Scientists believe they have found a possible cause for mental impairment in Down's syndrome.
Down's syndrome is caused by an extra chromosome
They have identified a gene that, if over-produced, can cause some brain cells to stop working properly.
The next step, say the US researchers in journal Neuron, is to find the mechanism for the process.
This, they say, could ultimately lead to finding a way to "turn down" the gene expression so mental decline might be stopped or even reversed.
People with Down's syndrome have three copies of chromosome 21, instead of the normal two - this is called trisomy 21.
Many people with Down's syndrome go on to develop dementia, similar to early-onset Alzheimer's disease, by the age of 40.
In both Down's syndrome and this form of Alzheimer's, brain cells, or neurons, responsible for learning, memory and attention, wither and die.

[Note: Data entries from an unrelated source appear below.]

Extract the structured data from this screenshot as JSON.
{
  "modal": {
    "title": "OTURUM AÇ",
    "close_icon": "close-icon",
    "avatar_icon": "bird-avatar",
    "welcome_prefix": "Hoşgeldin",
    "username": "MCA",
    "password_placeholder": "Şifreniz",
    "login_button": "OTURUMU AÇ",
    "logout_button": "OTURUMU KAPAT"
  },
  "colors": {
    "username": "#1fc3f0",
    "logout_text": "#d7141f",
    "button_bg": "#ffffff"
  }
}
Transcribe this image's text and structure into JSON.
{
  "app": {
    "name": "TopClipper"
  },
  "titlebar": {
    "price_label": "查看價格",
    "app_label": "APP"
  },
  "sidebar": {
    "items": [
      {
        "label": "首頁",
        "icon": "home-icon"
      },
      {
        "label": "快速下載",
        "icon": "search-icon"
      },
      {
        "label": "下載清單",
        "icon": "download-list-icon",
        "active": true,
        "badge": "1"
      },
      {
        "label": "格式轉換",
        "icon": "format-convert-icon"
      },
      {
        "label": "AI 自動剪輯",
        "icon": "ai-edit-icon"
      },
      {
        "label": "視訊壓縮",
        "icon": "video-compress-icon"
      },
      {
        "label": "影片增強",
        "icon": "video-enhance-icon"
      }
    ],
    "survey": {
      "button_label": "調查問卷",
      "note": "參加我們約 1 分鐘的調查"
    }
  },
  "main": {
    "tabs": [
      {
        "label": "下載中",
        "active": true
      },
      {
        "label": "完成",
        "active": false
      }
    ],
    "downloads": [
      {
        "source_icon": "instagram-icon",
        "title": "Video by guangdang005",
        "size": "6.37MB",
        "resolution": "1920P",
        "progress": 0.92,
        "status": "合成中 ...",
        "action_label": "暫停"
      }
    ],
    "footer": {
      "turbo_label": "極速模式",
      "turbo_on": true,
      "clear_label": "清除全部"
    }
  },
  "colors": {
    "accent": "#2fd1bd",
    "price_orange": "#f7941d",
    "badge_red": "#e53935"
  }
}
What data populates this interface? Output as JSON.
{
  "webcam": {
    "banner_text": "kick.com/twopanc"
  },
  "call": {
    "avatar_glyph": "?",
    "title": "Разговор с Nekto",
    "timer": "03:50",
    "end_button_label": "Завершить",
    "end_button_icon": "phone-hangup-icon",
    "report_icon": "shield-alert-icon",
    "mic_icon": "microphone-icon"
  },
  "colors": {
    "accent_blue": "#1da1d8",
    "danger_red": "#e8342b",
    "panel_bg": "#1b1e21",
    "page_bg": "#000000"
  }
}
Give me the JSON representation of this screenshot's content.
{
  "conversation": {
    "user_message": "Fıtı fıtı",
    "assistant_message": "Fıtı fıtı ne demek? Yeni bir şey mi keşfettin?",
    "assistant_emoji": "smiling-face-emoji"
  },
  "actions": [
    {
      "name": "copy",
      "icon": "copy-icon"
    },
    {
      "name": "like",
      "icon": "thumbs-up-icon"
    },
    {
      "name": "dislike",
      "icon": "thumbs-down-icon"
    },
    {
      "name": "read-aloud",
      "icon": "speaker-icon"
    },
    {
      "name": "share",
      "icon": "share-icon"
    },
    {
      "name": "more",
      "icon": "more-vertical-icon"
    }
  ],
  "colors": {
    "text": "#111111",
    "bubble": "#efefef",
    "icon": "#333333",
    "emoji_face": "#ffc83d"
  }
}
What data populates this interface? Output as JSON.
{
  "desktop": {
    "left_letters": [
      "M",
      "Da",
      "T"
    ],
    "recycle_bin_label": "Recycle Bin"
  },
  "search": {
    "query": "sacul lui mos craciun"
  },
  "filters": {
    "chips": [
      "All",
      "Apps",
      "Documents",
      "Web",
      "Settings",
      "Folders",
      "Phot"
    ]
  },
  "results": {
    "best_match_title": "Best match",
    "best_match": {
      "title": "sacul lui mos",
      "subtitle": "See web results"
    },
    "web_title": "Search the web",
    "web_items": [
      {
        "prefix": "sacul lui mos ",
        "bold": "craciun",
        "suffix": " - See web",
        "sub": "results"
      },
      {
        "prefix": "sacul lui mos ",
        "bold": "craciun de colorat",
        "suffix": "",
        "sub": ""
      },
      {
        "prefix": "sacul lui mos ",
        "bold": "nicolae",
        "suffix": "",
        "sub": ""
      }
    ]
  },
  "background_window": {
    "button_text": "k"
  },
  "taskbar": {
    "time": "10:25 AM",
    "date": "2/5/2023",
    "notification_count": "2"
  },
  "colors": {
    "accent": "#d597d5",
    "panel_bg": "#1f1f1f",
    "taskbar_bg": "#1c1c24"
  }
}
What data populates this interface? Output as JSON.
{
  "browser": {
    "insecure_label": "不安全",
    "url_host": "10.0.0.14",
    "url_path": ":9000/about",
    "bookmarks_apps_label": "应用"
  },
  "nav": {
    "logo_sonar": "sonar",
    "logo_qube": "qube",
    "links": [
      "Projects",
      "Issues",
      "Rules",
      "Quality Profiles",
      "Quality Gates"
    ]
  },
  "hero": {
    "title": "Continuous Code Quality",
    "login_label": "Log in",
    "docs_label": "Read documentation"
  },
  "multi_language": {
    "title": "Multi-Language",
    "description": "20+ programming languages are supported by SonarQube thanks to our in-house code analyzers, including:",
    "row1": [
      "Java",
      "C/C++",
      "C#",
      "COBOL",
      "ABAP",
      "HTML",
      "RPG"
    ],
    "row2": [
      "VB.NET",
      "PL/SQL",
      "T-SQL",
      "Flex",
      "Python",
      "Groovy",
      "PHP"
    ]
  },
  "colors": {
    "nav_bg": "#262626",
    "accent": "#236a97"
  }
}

Lead researcher Professor William Mobley, director of the Neuroscience Institute at Stanford University, said: "We've been interested in those neurons and why they get sick for some time."
To investigate he looked at mouse models, and discovered that mice with three copies of a gene called the amyloid precursor protein gene, or App, situated on chromosome 21, had larger neurons than mice with two copies of the gene.
He believes App is causing cell death by interrupting the signalling between cells that is needed to keep them healthy.
He added that although it is known that a mutation in the App gene is responsible for early onset Alzheimer's disease, having three copies of the gene somehow has a detrimental effect on the brain.
"There are all of these genes on chromosome 21, and undoubtedly all of them contribute in some way to these changes that you see in people with Down's syndrome.
"The challenge is to say can you find specific abnormalities linked to specific genes."
Turning genes down
The next step, he said, is to find the mechanism for this process, and then to see if there is a way that the gene expression can be "turned down".
"If we can decrease the expression of this gene, we may be able to provide something more than supportive care to people with Down's syndrome."
Professor Elizabeth Fisher, of the Institute Neurology, UCL, said: "This is a very interesting paper.
"This may be some way towards an explanation of why people with Down's syndrome develop the hallmark brain signs of Alzheimer's disease."